- Five Aces: Set two Kings in front if possible, otherwise set two Aces in front. - Royal Flush: See the ‘Complete Hand’ rule.
- Four of a Kind: Set according to the rank of the Four of a Kind:
- Aces: If the hand contains a pair of Sevens or better, set the pair in front. Otherwise set two Aces in front.
- Jacks to Kings: If the hand contains a pair of Tens or better, set the pair in front. Otherwise, set two of the Four of a Kind in front.
- Sevens to Tens: If the hand contains a pair, set the pair in front. If the hand contains a singleton Ace, set the two highest singletons in front. Otherwise, set two of the Four of a Kind in front.
- Two to Sixes: If the hand contains a pair, set the pair in front. Otherwise, set the two highest singletons in front.
- Full House: If the hand contains two Three of a Kinds, set the highest possible pair in front and Three of a Kind in back. If the hand contains a Three of a Kind and two Pairs, set the highest possible pair in front with Full House or Two Pair in back. If the hand contains a pair of Twos and a singleton King or better, set the two highest singletons in front. Otherwise, set the pair in front with Three of a Kind in back.
- Flush: See the ‘Complete Hand’ rule.
- Straight: See the ‘Complete Hand’ rule.
- Three of a Kind: If three Aces, set one Ace and the highest singleton in front. Otherwise, set the two highest singletons in front.

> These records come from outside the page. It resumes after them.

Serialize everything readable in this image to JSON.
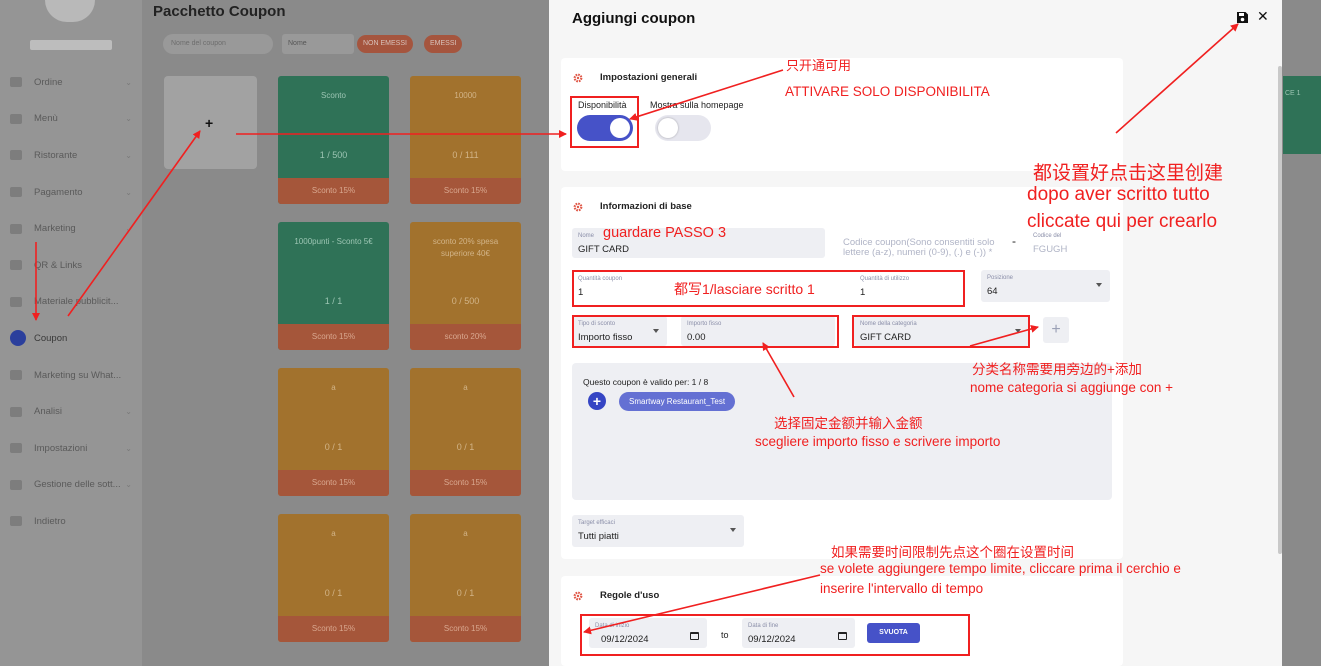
{
  "sidebar": {
    "items": [
      {
        "label": "Ordine",
        "chevron": true
      },
      {
        "label": "Menù",
        "chevron": true
      },
      {
        "label": "Ristorante",
        "chevron": true
      },
      {
        "label": "Pagamento",
        "chevron": true
      },
      {
        "label": "Marketing",
        "chevron": true
      },
      {
        "label": "QR & Links",
        "chevron": false
      },
      {
        "label": "Materiale pubblicit...",
        "chevron": false
      },
      {
        "label": "Coupon",
        "chevron": false,
        "active": true
      },
      {
        "label": "Marketing su What...",
        "chevron": false
      },
      {
        "label": "Analisi",
        "chevron": true
      },
      {
        "label": "Impostazioni",
        "chevron": true
      },
      {
        "label": "Gestione delle sott...",
        "chevron": true
      },
      {
        "label": "Indietro",
        "chevron": false
      }
    ],
    "chevron_glyph": "⌄"
  },
  "main": {
    "title": "Pacchetto Coupon",
    "search_placeholder": "Nome del coupon",
    "sort_value": "Nome",
    "chip_not_issued": "NON EMESSI",
    "chip_issued": "EMESSI",
    "add_card_plus": "+",
    "right_edge_title": "CE 1",
    "cards": [
      {
        "title": "Sconto",
        "count": "1 / 500",
        "bottom": "Sconto 15%",
        "color": "green"
      },
      {
        "title": "10000",
        "count": "0 / 111",
        "bottom": "Sconto 15%",
        "color": "orange"
      },
      {
        "title": "1000punti - Sconto 5€",
        "count": "1 / 1",
        "bottom": "Sconto 15%",
        "color": "green"
      },
      {
        "title": "sconto 20% spesa superiore 40€",
        "count": "0 / 500",
        "bottom": "sconto 20%",
        "color": "orange"
      },
      {
        "title": "a",
        "count": "0 / 1",
        "bottom": "Sconto 15%",
        "color": "orange"
      },
      {
        "title": "a",
        "count": "0 / 1",
        "bottom": "Sconto 15%",
        "color": "orange"
      },
      {
        "title": "a",
        "count": "0 / 1",
        "bottom": "Sconto 15%",
        "color": "orange"
      },
      {
        "title": "a",
        "count": "0 / 1",
        "bottom": "Sconto 15%",
        "color": "orange"
      }
    ]
  },
  "drawer": {
    "title": "Aggiungi coupon",
    "close": "✕",
    "general": {
      "title": "Impostazioni generali",
      "availability_label": "Disponibilità",
      "homepage_label": "Mostra sulla homepage"
    },
    "basic": {
      "title": "Informazioni di base",
      "name_label": "Nome",
      "name_value": "GIFT CARD",
      "code_placeholder_line1": "Codice coupon(Sono consentiti solo",
      "code_placeholder_line2": "lettere (a-z), numeri (0-9), (.) e (-)) *",
      "dash": "-",
      "code_suffix_label": "Codice del",
      "code_suffix_value": "FGUGH",
      "quantity_label": "Quantità coupon",
      "quantity_value": "1",
      "usage_label": "Quantità di utilizzo",
      "usage_value": "1",
      "position_label": "Posizione",
      "position_value": "64",
      "discount_type_label": "Tipo di sconto",
      "discount_type_value": "Importo fisso",
      "fixed_amount_label": "Importo fisso",
      "fixed_amount_value": "0.00",
      "category_label": "Nome della categoria",
      "category_value": "GIFT CARD",
      "add_category": "+",
      "valid_for": "Questo coupon è valido per: 1 / 8",
      "valid_add": "+",
      "restaurant_chip": "Smartway Restaurant_Test",
      "target_label": "Target efficaci",
      "target_value": "Tutti piatti"
    },
    "rules": {
      "title": "Regole d'uso",
      "start_label": "Data di inizio",
      "start_value": "09/12/2024",
      "to": "to",
      "end_label": "Data di fine",
      "end_value": "09/12/2024",
      "clear_button": "SVUOTA"
    }
  },
  "annotations": {
    "only_open_zh": "只开通可用",
    "only_open_it": "ATTIVARE SOLO DISPONIBILITA",
    "create_zh": "都设置好点击这里创建",
    "create_it_1": "dopo aver scritto tutto",
    "create_it_2": "cliccate qui per crearlo",
    "step3": "guardare PASSO 3",
    "write1": "都写1/lasciare scritto 1",
    "category_zh": "分类名称需要用旁边的+添加",
    "category_it": "nome categoria si aggiunge con +",
    "fixed_zh": "选择固定金额并输入金额",
    "fixed_it": "scegliere importo fisso e scrivere importo",
    "time_zh": "如果需要时间限制先点这个圈在设置时间",
    "time_it_1": "se volete aggiungere tempo limite, cliccare prima il cerchio e",
    "time_it_2": "inserire l'intervallo di tempo"
  },
  "colors": {
    "accent": "#4652c8",
    "annotation": "#f02020",
    "card_green": "#2f7257",
    "card_orange": "#a2722d"
  }
}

- Two Pair: If the hand contains three Pair, set the highest pair in front. Otherwise, if both pair are Sevens or better and the hand does not contain a singleton Ace, set the low pair in front. If the hand contains Jacks or better over Sixes or better, and a singleton Ace, set the low pair in front. If the high pair is Aces, set the low pair in front. Otherwise, set the two highest singletons in front.
- Pair: Set the two highest singletons in front.
- High Card: Set the second and third highest singletons in front.
- Complete Hand (Straight, Flush, Straight Flush, or Royal Flush): If the hand contains a Four of a Kind, follow the Four of a Kind rule. If the hand contains a Full House, follow the Full House rule. If the hand contains Two Pair, Jacks or better over Sixes or better, or if it contains Two Pair with one or more Aces, follow the Two Pair rule. Otherwise, find the best front hand settings that allow you to set a royal flush, a straight flush, or a straight or flush in back. If there are multiple ways to do it, set according to the first eligible rule:
- Set the highest front hand possible, King-high or better, that allows a Straight or Flush of any kind in back.
- Set the highest front hand possible that allows a Royal Flush in back.
- Set the highest front hand possible, Jack-high or better, that allows a Straight or Flush of any kind in back.
- Set the highest front hand possible that allows a Straight Flush in back.
- Set the highest front hand possible that allows a Straight or Flush in back.
I would like to thank AGS, the distributors of the game, for sharing their math report with me on the game.
Written by:Michael Shackleford